*What the exercise asks:*
Every entry needs to be duplicated exactly.

*Element data from apps and pages:*
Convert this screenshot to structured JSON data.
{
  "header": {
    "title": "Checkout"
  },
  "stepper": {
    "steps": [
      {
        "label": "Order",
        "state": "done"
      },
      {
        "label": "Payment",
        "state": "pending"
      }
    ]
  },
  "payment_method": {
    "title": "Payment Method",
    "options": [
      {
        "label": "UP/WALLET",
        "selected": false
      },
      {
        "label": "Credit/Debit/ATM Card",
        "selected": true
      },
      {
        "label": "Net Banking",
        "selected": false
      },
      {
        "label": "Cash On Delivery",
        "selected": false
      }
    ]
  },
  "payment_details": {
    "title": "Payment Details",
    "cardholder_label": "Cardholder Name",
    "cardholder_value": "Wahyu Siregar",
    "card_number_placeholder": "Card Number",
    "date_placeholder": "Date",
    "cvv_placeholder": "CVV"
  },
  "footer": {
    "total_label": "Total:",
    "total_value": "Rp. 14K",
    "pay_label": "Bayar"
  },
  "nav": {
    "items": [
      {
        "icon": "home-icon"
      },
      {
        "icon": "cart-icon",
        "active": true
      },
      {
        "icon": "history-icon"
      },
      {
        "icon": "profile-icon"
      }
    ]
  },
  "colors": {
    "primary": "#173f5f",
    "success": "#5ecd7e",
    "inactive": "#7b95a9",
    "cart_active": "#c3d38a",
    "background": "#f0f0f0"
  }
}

*Exercise answer:*
Convert this screenshot to structured JSON data.
{
  "header": {
    "title": "Checkout"
  },
  "stepper": {
    "steps": [
      {
        "label": "Order",
        "state": "done"
      },
      {
        "label": "Payment",
        "state": "pending"
      }
    ]
  },
  "payment_method": {
    "title": "Payment Method",
    "options": [
      {
        "label": "UP/WALLET",
        "selected": false
      },
      {
        "label": "Credit/Debit/ATM Card",
        "selected": true
      },
      {
        "label": "Net Banking",
        "selected": false
      },
      {
        "label": "Cash On Delivery",
        "selected": false
      }
    ]
  },
  "payment_details": {
    "title": "Payment Details",
    "cardholder_label": "Cardholder Name",
    "cardholder_value": "Wahyu Siregar",
    "card_number_placeholder": "Card Number",
    "date_placeholder": "Date",
    "cvv_placeholder": "CVV"
  },
  "footer": {
    "total_label": "Total:",
    "total_value": "Rp. 14K",
    "pay_label": "Bayar"
  },
  "nav": {
    "items": [
      {
        "icon": "home-icon"
      },
      {
        "icon": "cart-icon",
        "active": true
      },
      {
        "icon": "history-icon"
      },
      {
        "icon": "profile-icon"
      }
    ]
  },
  "colors": {
    "primary": "#173f5f",
    "success": "#5ecd7e",
    "inactive": "#7b95a9",
    "cart_active": "#c3d38a",
    "background": "#f0f0f0"
  }
}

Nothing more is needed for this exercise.